The beginning of Christmastide is marked by the 24th of December; it marks the celebration of the Christmas season, and the birth of Christ. When we were children, it marked an annual tradition that I treasure to this day. Many of those who shared this Christmas memory have long since passed, but I can see that warm, festive house and all those people gathered inside when I close my eyes and remember …
As children, we ventured to my great-uncle’s home once every year—the 24th of December. His home was situated on a high bluff overlooking the river that runs through our old city. Many of the houses on his street were from another century; to our tiny eyes, they were mansions all decorated in festive holiday lights that twinkled in the cold night air.
No matter the weather, the eve of Christmas was a day of excitement from the moment our feet hit the floor in early morning. And snow on the ground only added to our mood. We could hardly wait for the day to wind down so we could dress for the party. Only our best dresses and paten leathers would do. Often, we wore dresses sewn by our grandmother for the occasion.
Upon arrival, we would tear free from our winter coats and mittens and run to greet our many cousins who were scattered throughout the house. Dinner came next, a feast spread on the large oval dining table. After filling our dinner plates—mostly with Christmas cookies and candies if our parents were not looking, we would find a place to sit and eat. The coveted area was in the large sunroom with windows looking out over the bluff. We would pretend we might fall over along with the whole house at any moment!
But the highlight of those December parties, the memory I most cherish and wish I could relive, was of my great-grandmother, Anna, and her musical voice. She had traveled to America in the 1890’s from Luxembourg. She knew little English and few people in the new country, but she would eventually marry and mother 11 children. My grandfather was her first born. Now in her 80’s, she had a parcel of great-grandchildren who ran about that house on the bluff. After dinner, she would sit by the fireplace and all would gather round. She would sing to us in her native German many beloved Christmas carols. The room was silent—almost reverent, except for her voice. I now know how happy she was just to sing as we all looked on. But after a time, the children would begin to fidget and the caroling would cease for another year.
Santa’s yearly visit came next–the highlight of the evening for excited little ones. Santa would descend the decorated staircase wearing his full red suit, black boots, and of course the famous hat! He would wave from the landing and dash into the living room with a huge sack full of gifts. He immediately had the attention of every child in attendance as each waited around his feet for their name to be called. Many years later, we discovered that it was our great-uncle behind that red suit.

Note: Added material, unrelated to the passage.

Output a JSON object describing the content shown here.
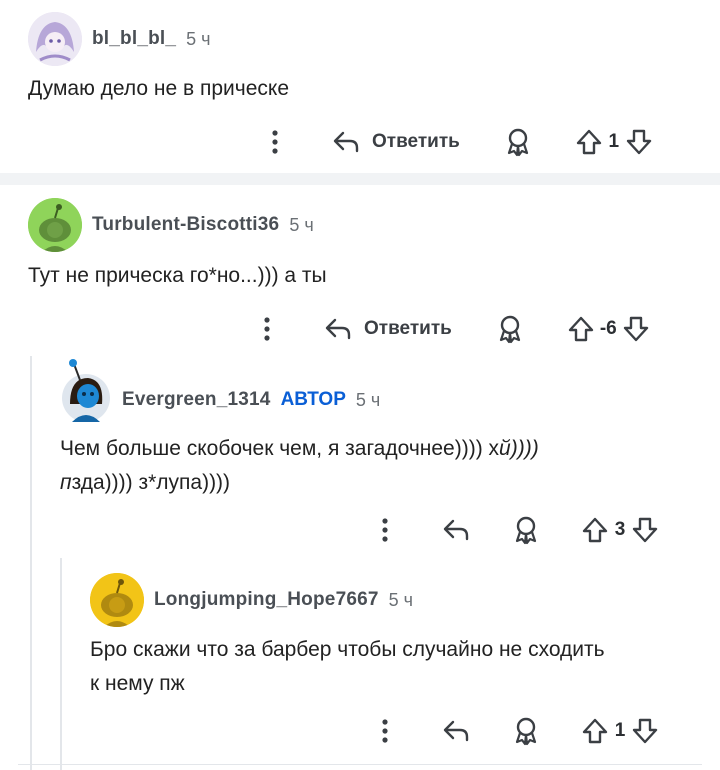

After the presents were opened, the living room floor now a sea of Christmas wrap, the evening would end with all of us wishing one another a Merry Christmas and blessings in the New Year. Soon, we would all go our separate ways, sure that we would meet again the following year.
Some might ask what a festive family occasion has to do with the celebrating of Christ’s birth—the real gift of the Christmas season. I believe it was in the lesson of valuing those we love, just as Christ values each one of us … Today, I would give much to be able to sit and listen to my great-grandmother sing carols to us in German. I imagine all the things I would ask her about life in her native country: how it felt to leave on her own and venture to America never to return home and what it was like to raise all those children without her mother nearby to lend support.
Today, the old house on the bluff belongs to another family and the Christmas Eve celebrations are only memories in our minds. But this Christmas, I will honor the One Who came to live among us by having a grateful heart and loving those around me. `
Do you have a special family memory of Christmases past? Will you take time in the busyness of Christmas to stop and spend time with those you love—enjoying the moments?